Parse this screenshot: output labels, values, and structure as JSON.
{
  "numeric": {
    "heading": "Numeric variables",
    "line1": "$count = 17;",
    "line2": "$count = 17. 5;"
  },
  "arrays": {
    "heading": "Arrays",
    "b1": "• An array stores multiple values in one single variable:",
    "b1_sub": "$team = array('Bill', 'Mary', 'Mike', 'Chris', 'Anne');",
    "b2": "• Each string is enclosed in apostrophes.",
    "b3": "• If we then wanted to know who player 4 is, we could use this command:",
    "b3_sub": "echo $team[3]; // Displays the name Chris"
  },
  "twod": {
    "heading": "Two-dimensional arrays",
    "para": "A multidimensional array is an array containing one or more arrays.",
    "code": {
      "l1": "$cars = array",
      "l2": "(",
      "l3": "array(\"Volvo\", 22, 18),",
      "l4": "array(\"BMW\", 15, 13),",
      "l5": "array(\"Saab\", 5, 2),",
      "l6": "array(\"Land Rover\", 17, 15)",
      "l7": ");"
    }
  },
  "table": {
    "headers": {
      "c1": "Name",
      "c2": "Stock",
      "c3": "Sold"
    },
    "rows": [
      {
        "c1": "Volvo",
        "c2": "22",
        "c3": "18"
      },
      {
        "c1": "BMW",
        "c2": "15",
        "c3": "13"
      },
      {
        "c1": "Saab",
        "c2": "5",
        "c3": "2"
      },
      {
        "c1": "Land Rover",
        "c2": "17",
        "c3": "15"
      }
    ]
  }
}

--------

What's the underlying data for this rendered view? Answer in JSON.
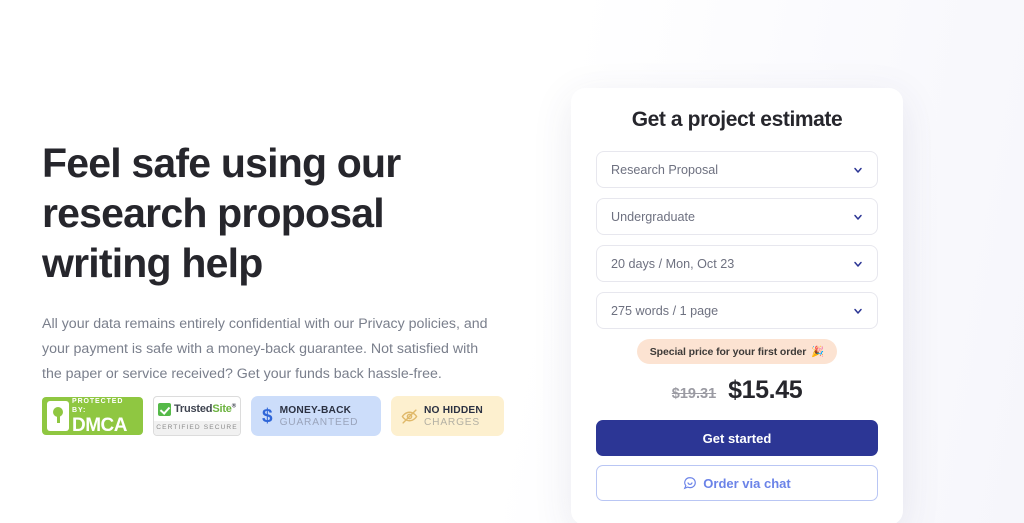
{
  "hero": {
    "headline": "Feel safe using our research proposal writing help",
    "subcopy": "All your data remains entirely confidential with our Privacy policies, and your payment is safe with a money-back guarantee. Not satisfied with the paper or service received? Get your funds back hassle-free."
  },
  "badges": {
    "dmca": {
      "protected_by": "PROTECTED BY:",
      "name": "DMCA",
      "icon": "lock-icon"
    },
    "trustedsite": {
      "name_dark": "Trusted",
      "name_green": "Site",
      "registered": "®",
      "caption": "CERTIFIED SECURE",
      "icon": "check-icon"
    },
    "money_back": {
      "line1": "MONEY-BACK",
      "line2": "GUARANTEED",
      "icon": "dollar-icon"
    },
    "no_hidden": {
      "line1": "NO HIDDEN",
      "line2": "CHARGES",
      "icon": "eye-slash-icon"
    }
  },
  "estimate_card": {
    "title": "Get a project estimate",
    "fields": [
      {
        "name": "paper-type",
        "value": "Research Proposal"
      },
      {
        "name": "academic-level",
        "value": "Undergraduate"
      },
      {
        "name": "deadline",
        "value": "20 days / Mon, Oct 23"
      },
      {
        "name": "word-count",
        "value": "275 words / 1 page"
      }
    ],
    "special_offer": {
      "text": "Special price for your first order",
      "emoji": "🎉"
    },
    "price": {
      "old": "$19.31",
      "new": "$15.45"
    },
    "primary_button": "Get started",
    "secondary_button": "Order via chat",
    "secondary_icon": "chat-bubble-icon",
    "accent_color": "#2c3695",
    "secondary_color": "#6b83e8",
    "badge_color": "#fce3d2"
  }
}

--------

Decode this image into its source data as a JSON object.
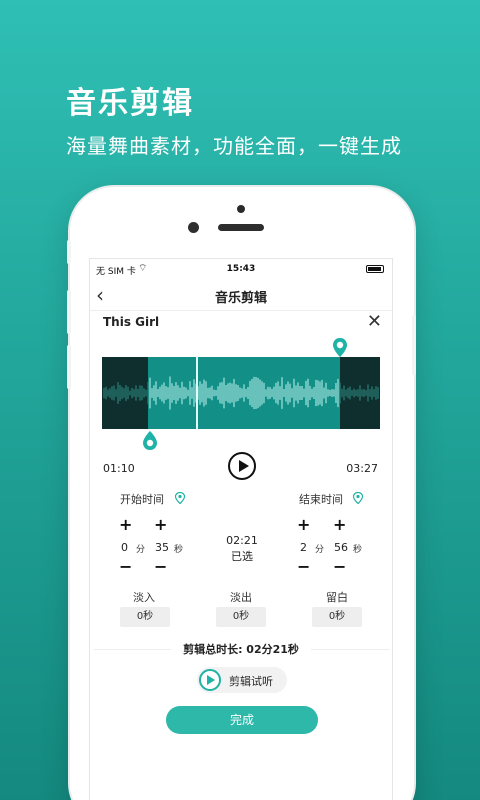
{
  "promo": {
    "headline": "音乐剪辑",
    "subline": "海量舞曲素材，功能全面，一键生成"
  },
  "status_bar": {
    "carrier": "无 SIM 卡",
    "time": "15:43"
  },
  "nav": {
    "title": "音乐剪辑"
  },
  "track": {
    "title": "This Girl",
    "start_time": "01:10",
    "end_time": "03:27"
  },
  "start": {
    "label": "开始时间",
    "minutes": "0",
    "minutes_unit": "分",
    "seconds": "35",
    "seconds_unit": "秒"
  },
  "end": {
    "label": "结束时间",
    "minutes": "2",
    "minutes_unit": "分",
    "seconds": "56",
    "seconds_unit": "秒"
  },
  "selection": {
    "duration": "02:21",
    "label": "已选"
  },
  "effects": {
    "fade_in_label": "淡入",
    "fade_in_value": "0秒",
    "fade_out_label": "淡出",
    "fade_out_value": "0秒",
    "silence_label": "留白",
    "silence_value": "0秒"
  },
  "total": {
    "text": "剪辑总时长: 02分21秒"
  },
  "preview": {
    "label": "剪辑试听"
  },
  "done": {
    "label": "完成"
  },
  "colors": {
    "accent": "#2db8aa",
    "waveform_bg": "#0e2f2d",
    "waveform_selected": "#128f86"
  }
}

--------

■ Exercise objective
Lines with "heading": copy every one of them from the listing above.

■ Solved problem
    "heading": "Numeric variables",
    "heading": "Arrays",
    "heading": "Two-dimensional arrays",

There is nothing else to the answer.